**Aim of the task**
Copy the listing exactly, images excluded.
┌──
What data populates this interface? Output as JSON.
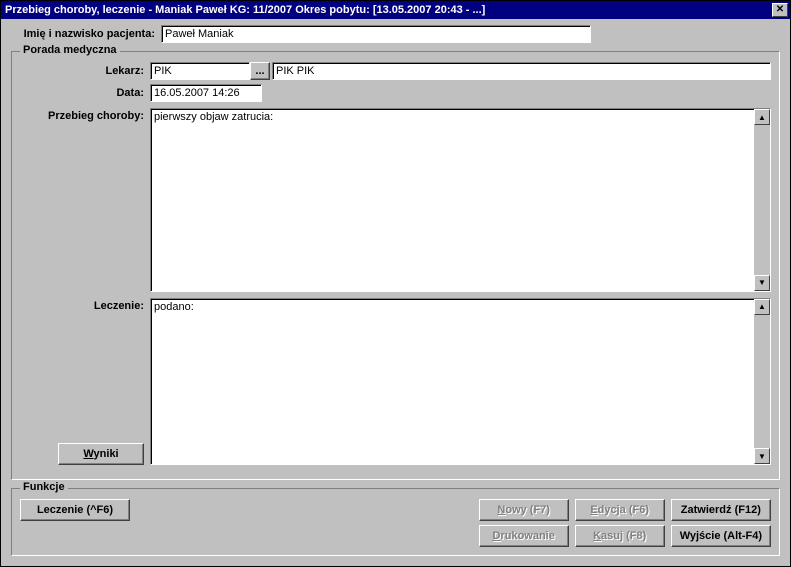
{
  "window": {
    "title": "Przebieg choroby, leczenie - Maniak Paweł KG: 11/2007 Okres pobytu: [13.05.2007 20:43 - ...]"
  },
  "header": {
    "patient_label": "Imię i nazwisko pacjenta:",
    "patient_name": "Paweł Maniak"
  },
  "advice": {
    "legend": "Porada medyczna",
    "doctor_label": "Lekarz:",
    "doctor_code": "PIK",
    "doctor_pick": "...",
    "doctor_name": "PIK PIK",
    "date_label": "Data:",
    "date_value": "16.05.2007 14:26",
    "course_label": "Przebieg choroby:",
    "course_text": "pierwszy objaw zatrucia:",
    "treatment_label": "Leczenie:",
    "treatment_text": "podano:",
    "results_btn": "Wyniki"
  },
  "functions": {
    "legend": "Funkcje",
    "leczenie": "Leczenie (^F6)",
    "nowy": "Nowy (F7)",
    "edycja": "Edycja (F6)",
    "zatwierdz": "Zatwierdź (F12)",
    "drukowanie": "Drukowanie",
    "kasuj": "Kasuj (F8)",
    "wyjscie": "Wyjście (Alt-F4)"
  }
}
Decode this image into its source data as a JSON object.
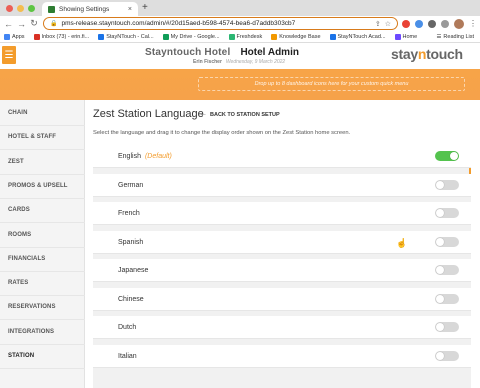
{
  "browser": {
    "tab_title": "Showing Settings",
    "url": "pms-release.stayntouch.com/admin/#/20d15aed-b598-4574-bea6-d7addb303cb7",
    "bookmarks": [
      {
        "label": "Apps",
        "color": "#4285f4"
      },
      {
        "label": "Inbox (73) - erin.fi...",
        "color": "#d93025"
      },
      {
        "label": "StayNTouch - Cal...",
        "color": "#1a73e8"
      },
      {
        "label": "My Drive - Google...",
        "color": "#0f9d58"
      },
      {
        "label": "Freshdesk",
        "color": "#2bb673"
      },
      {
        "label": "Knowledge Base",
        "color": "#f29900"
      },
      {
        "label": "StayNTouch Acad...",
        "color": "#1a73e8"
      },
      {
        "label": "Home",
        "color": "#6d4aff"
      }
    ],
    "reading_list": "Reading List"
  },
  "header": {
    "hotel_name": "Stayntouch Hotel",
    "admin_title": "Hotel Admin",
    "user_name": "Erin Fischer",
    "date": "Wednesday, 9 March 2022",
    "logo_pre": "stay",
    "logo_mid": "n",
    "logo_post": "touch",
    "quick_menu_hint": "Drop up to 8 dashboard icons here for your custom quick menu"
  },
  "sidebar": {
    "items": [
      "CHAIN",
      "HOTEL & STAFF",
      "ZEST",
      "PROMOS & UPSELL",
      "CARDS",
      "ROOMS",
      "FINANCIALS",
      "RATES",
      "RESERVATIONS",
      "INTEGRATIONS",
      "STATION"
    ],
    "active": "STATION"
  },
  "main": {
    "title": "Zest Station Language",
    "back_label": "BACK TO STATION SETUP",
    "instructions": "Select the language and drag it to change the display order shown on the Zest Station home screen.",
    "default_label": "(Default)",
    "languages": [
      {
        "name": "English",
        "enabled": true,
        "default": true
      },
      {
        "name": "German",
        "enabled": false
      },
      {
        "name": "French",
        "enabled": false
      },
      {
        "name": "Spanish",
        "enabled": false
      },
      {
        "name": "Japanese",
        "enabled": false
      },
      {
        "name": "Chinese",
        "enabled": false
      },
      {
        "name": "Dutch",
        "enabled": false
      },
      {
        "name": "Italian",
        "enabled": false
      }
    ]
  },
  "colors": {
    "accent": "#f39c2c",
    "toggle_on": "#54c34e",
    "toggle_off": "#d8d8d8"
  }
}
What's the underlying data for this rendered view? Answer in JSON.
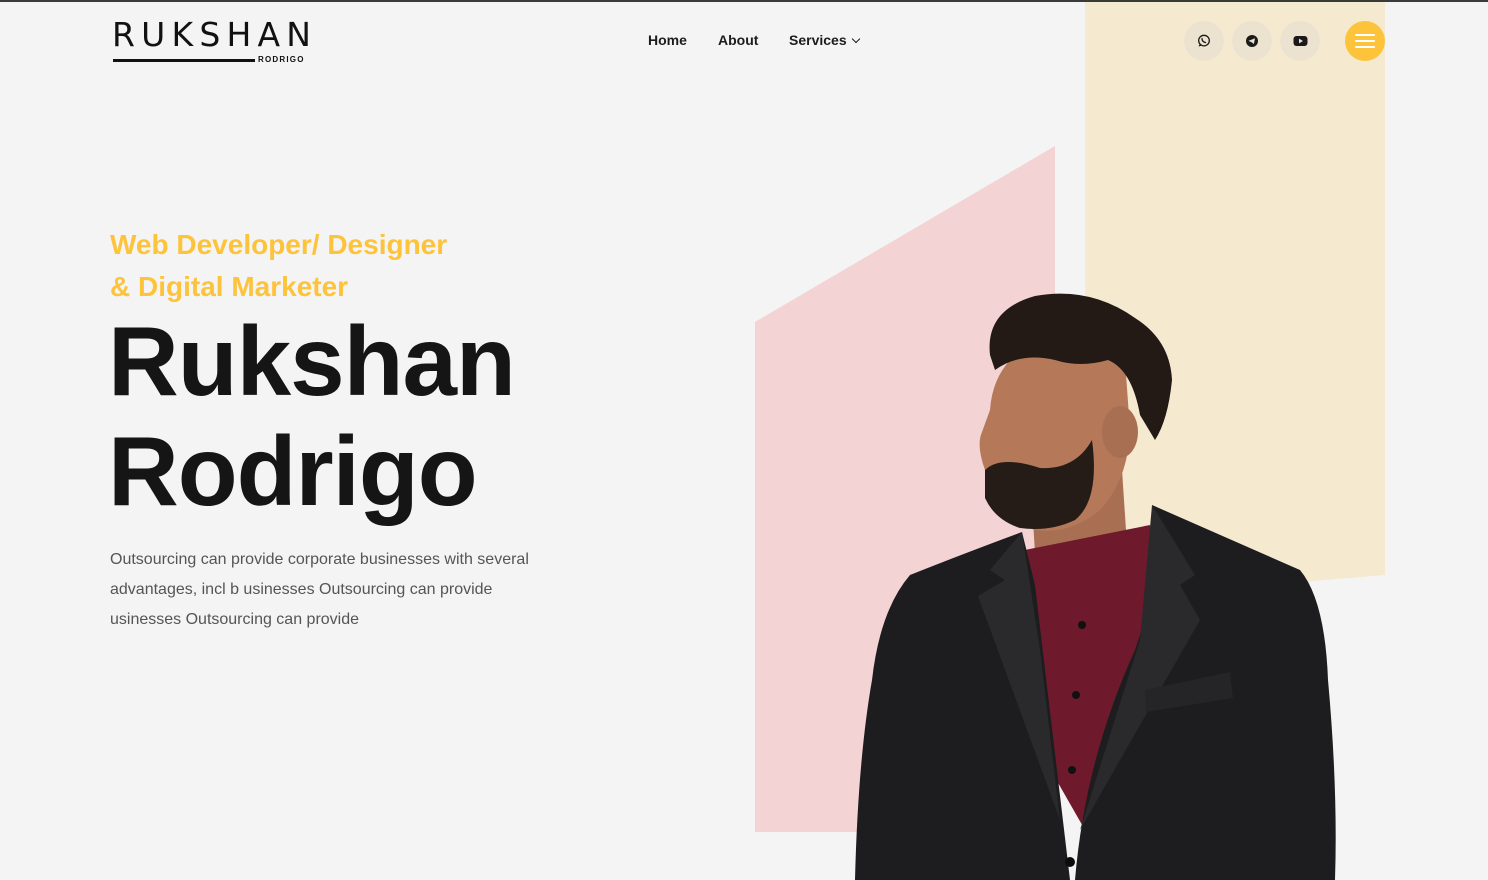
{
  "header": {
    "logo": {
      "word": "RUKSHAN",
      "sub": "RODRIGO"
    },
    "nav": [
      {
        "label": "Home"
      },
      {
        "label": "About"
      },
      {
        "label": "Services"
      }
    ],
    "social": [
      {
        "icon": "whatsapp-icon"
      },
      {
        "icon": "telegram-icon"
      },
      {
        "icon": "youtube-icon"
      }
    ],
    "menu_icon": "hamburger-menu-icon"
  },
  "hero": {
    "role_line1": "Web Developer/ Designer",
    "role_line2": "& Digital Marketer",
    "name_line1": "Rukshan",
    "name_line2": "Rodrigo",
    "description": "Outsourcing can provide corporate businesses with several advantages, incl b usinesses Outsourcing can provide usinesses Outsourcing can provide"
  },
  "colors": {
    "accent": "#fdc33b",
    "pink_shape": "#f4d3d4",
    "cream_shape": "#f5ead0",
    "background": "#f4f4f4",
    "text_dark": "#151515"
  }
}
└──
**Answer section**
What data populates this interface? Output as JSON.
{
  "window": {
    "title": "Przebieg choroby, leczenie - Maniak Paweł KG: 11/2007 Okres pobytu: [13.05.2007 20:43 - ...]"
  },
  "header": {
    "patient_label": "Imię i nazwisko pacjenta:",
    "patient_name": "Paweł Maniak"
  },
  "advice": {
    "legend": "Porada medyczna",
    "doctor_label": "Lekarz:",
    "doctor_code": "PIK",
    "doctor_pick": "...",
    "doctor_name": "PIK PIK",
    "date_label": "Data:",
    "date_value": "16.05.2007 14:26",
    "course_label": "Przebieg choroby:",
    "course_text": "pierwszy objaw zatrucia:",
    "treatment_label": "Leczenie:",
    "treatment_text": "podano:",
    "results_btn": "Wyniki"
  },
  "functions": {
    "legend": "Funkcje",
    "leczenie": "Leczenie (^F6)",
    "nowy": "Nowy (F7)",
    "edycja": "Edycja (F6)",
    "zatwierdz": "Zatwierdź (F12)",
    "drukowanie": "Drukowanie",
    "kasuj": "Kasuj (F8)",
    "wyjscie": "Wyjście (Alt-F4)"
  }
}
Decode this image into its source data as a JSON object.
{
  "browser": {
    "tab_title": "Showing Settings",
    "url": "pms-release.stayntouch.com/admin/#/20d15aed-b598-4574-bea6-d7addb303cb7",
    "bookmarks": [
      {
        "label": "Apps",
        "color": "#4285f4"
      },
      {
        "label": "Inbox (73) - erin.fi...",
        "color": "#d93025"
      },
      {
        "label": "StayNTouch - Cal...",
        "color": "#1a73e8"
      },
      {
        "label": "My Drive - Google...",
        "color": "#0f9d58"
      },
      {
        "label": "Freshdesk",
        "color": "#2bb673"
      },
      {
        "label": "Knowledge Base",
        "color": "#f29900"
      },
      {
        "label": "StayNTouch Acad...",
        "color": "#1a73e8"
      },
      {
        "label": "Home",
        "color": "#6d4aff"
      }
    ],
    "reading_list": "Reading List"
  },
  "header": {
    "hotel_name": "Stayntouch Hotel",
    "admin_title": "Hotel Admin",
    "user_name": "Erin Fischer",
    "date": "Wednesday, 9 March 2022",
    "logo_pre": "stay",
    "logo_mid": "n",
    "logo_post": "touch",
    "quick_menu_hint": "Drop up to 8 dashboard icons here for your custom quick menu"
  },
  "sidebar": {
    "items": [
      "CHAIN",
      "HOTEL & STAFF",
      "ZEST",
      "PROMOS & UPSELL",
      "CARDS",
      "ROOMS",
      "FINANCIALS",
      "RATES",
      "RESERVATIONS",
      "INTEGRATIONS",
      "STATION"
    ],
    "active": "STATION"
  },
  "main": {
    "title": "Zest Station Language",
    "back_label": "BACK TO STATION SETUP",
    "instructions": "Select the language and drag it to change the display order shown on the Zest Station home screen.",
    "default_label": "(Default)",
    "languages": [
      {
        "name": "English",
        "enabled": true,
        "default": true
      },
      {
        "name": "German",
        "enabled": false
      },
      {
        "name": "French",
        "enabled": false
      },
      {
        "name": "Spanish",
        "enabled": false
      },
      {
        "name": "Japanese",
        "enabled": false
      },
      {
        "name": "Chinese",
        "enabled": false
      },
      {
        "name": "Dutch",
        "enabled": false
      },
      {
        "name": "Italian",
        "enabled": false
      }
    ]
  },
  "colors": {
    "accent": "#f39c2c",
    "toggle_on": "#54c34e",
    "toggle_off": "#d8d8d8"
  }
}
What's the underlying data for this rendered view? Answer in JSON.
{
  "header": {
    "logo": {
      "word": "RUKSHAN",
      "sub": "RODRIGO"
    },
    "nav": [
      {
        "label": "Home"
      },
      {
        "label": "About"
      },
      {
        "label": "Services"
      }
    ],
    "social": [
      {
        "icon": "whatsapp-icon"
      },
      {
        "icon": "telegram-icon"
      },
      {
        "icon": "youtube-icon"
      }
    ],
    "menu_icon": "hamburger-menu-icon"
  },
  "hero": {
    "role_line1": "Web Developer/ Designer",
    "role_line2": "& Digital Marketer",
    "name_line1": "Rukshan",
    "name_line2": "Rodrigo",
    "description": "Outsourcing can provide corporate businesses with several advantages, incl b usinesses Outsourcing can provide usinesses Outsourcing can provide"
  },
  "colors": {
    "accent": "#fdc33b",
    "pink_shape": "#f4d3d4",
    "cream_shape": "#f5ead0",
    "background": "#f4f4f4",
    "text_dark": "#151515"
  }
}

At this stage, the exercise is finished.